Overwatch exists in many forms, from its highest ranks to its lowest, but the game’s competitive meta at the professional level has also varied greatly since the original release back in May 2016. 

Advertisement

In the olden days, teams prioritized dive compositions led by Winston’s jumps and Tracer’s blinks. Then, in 2019, fans around the world either groaned or cheered as the divisive GOATS meta took center-stage, featuring a hefty squad built entirely with tanks and supports. 

Now, Kaplan is explaining his perspective on the game’s ideal state, following criticisms he levied back in July against the game’s double-shield reliance. Examining the game’s departure from a static, Orisa and Sigma-dependent environment, he dissects his compository ideology. 

Advertisement
Brigitte stuns Junkrat on Volskaya
Blizzard Entertainment
Barriers have held an uncomfortably powerful role in Overwatch for a long time.

As discussed in an interview with the Loadout, Kaplan is both aware of the professional scene’s interests and the casual base’s tendencies. Coupling those factors, he believes the game is at its best when there is some blend of high skill caps and diverse team compositions.

“The most ideal, healthiest state of the game is when the meta is somewhat fluid, when the meta is more map dependent or team match up dependent than it is static. We’ve all seen those moments when the meta has been completely static and all six players will just play the same six heroes every time. I think that’s fun from a mastery standpoint, but I think it’s a lot more exciting for viewers when creativity and curiosity come into play,” he said.

When Kaplan refers to a “static” meta, the simplest example is 2019’s GOATS, where three healers (Brigitte, Lucio, and Moira) were coupled with three tanks (D.Va, Reinhardt, and Zarya) and would barrel into opponents.

Advertisement

It took tremendous teamwork to be pulled off successfully against other professional teams, but many fans considered it more tedious than entertaining after months of gameplay.

In its current state, Overwatch is not completely balanced, but there is a degree of variety to it. That diversity seen in the Overwatch League spans downward into the casual ranks. Kaplan indicates that this is in line with his department’s hopes.

“I think most of our players would say in the ideal meta, all our heroes would be viable in some way competitively. I think as a competitive goal from a game designing and game balancing perspective that is extremely challenging, but it’s obviously what we strive to achieve.”
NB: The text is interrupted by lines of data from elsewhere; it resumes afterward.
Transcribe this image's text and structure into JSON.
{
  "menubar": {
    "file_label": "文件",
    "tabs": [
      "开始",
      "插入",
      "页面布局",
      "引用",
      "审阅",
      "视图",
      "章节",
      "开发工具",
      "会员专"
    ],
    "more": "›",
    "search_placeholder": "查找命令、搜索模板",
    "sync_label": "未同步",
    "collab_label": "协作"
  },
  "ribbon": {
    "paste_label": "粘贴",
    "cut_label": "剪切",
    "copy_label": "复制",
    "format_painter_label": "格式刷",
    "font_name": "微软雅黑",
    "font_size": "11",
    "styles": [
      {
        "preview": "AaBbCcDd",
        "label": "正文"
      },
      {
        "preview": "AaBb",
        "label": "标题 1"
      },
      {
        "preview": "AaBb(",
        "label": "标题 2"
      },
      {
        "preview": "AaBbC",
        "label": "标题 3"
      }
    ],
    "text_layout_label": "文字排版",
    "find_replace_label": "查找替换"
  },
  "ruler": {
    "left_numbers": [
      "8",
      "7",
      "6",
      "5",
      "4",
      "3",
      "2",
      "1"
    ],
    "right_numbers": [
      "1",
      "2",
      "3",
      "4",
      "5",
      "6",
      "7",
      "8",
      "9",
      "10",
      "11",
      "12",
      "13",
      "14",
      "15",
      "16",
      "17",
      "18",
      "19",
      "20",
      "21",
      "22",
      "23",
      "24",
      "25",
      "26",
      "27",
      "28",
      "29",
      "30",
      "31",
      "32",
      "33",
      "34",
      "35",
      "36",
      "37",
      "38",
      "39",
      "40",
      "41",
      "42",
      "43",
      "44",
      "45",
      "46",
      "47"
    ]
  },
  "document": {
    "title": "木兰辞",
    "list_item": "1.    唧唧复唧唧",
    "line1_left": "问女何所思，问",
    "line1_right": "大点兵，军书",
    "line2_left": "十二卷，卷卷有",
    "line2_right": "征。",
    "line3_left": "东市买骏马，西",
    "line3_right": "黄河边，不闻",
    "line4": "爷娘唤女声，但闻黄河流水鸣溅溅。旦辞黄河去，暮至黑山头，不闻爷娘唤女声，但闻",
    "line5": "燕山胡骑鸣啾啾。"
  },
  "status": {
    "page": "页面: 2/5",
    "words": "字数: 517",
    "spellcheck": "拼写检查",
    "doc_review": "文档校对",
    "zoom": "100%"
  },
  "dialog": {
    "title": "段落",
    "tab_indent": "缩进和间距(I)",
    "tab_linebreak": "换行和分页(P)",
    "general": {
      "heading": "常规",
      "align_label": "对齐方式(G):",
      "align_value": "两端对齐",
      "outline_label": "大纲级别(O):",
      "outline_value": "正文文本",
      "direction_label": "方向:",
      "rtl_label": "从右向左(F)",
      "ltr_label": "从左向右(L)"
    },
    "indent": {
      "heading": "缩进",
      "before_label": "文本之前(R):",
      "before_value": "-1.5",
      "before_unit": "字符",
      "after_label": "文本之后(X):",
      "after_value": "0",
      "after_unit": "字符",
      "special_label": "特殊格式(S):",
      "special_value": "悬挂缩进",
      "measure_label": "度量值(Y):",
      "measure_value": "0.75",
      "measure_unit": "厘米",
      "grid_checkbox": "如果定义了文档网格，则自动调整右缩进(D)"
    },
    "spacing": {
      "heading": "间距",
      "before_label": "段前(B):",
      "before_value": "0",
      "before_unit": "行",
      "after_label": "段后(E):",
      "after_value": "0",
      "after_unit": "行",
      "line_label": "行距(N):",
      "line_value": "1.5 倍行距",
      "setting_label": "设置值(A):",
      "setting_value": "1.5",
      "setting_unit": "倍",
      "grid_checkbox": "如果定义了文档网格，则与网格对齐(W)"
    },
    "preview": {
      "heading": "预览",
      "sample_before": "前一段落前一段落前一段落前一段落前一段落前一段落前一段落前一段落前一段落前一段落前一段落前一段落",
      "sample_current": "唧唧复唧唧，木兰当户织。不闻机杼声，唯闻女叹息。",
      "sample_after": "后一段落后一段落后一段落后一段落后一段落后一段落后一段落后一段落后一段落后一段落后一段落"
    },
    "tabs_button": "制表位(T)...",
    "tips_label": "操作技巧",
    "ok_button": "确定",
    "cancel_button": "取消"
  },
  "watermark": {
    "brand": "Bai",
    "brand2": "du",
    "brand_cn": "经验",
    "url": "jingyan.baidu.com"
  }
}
Advertisement

While he assures that Overwatch would be completely balanced in an ideal world, in the meantime, his team would at least like to push toward a game that varies to some extent based on coaching, player preference, and map.

It remains to be seen if current and upcoming patches can accomplish that, but Kaplan’s emphasis on “fluidity” is a welcome driving force.

Advertisement